Second, our bodies adapt to chronic calorie restriction and thus make it difficult to maintain the health benefits. Intermittent calorie restriction, on the other hand, has the promise of all the longevity benefits without all the baggage that comes with it. The fountain of youth only helps if we like how it tastes.
4. It’s easy!
What’s easier than skipping breakfast? No planning, no shopping, no cooking, no cleaning. Simply walk out the door. In our hectic everyday lives, we should welcome anything that takes less time and makes our lives a little easier. Fasting does exactly that. Just make sure you bring a water bottle with you wherever you go, and maybe some sea salt to put in your water. Stay well hydrated and enjoy the simplicity.
5. There are many ways to make fasting work for you.
There is more than one way to have a successful fast. As mentioned previously, 18:6 can work wonders for most people. For those who are more adventurous, a 72-hour water fast can have amazing results. And there is everything in between. Just follow the simple rules of staying hydrated, paying attention to how you feel, avoiding anything with calories, and even avoiding calorie-free sweeteners. The rest of the details can be individualized to fit your life and your goals.
The Top Reason Why You shouldn’t fast

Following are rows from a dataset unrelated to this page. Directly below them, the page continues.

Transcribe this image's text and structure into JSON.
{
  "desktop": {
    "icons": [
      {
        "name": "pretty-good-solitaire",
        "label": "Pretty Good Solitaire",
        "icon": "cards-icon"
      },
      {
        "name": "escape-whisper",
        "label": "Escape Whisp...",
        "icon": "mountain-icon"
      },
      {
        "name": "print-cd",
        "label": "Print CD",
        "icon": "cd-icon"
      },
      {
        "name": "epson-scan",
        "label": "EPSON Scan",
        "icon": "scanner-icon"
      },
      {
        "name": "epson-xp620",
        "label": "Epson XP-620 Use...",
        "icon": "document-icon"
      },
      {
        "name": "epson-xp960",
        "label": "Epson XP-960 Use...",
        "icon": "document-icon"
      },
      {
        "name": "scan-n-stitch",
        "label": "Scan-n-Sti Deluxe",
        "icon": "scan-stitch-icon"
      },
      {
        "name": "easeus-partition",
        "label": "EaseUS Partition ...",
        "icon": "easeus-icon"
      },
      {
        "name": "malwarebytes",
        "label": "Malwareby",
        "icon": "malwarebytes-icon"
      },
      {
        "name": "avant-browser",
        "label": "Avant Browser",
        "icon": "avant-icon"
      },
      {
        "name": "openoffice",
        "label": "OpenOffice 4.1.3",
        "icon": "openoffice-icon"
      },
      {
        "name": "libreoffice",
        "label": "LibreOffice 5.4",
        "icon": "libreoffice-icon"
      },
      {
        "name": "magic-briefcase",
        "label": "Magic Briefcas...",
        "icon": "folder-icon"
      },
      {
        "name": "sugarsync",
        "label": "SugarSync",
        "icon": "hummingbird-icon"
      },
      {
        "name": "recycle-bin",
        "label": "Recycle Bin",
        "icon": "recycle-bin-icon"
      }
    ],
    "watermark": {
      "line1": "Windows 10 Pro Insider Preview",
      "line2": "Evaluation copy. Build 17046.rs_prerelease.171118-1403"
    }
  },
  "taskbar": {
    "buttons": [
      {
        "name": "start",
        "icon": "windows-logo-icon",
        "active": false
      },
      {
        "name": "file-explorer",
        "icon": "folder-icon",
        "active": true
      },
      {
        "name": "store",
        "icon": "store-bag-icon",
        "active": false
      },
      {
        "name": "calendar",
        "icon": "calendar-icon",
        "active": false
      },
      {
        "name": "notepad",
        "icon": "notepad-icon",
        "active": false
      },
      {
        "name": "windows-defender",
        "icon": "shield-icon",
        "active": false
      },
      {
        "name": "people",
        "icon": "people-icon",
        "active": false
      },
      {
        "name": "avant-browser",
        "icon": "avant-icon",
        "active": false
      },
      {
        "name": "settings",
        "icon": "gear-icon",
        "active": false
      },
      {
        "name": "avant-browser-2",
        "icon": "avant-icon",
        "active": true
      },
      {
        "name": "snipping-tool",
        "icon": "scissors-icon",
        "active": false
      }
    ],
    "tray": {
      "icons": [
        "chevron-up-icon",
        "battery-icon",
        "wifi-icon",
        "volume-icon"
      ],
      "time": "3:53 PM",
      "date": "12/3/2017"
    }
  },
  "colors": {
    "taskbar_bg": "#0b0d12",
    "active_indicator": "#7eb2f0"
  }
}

Fasting can work wonders for most people, but it can also be dangerous for others. If you take medications for diabetes, hypertension or other medical conditions and you’re trying to fast on your own, don’t do it! Fasting can cause significant harm in these circumstances if not done with proper precaution. That doesn’t mean it can’t be done. In fact, it can still be incredibly beneficial. Just make sure you are working with an experienced clinician who can help coach you through it safely.
Here’s one last bonus tip.
Don’t give in to temptation once the fast is over.
How you break your fast can be just as important as how you fast.
- Break the fast with a small low carb snack such as bone broth
- Have your first meal an hour or two after your snack
- Resist the urge to “reward” yourself with high carb foods or junk food. Your gastrointestinal system isn’t ready for that. Plus, why work so hard to keep insulin low if you are just going to spike it when you are done? Stick to your usual, healthy, high quality low-carb fare.
- Resist the urge to increase your calorie intake to “make up” for the fast. If anything, the first 12 hours should have fewer calories than your usual eating pattern, slowly returning to normal (not supra-normal) over the next 24 hours.
Pretty easy, right? I am a big fan of simple, safe and effective. When done right, intermittent fasting hits all three criteria.
Is intermittent fasting right for you? It may just be.
If you are interested in Fasting, but are unsure where to start, or want to learn more of the benefits, my free Full Guide to Fasting E-Book is for you!
This E-Book discusses the benefits of fasting, an overview of different types of fasting, and a guide on how to fast correctly, so that you can see the best results.
Thanks for reading,
Bret Scher, MD FACC
Founder, Boundless Health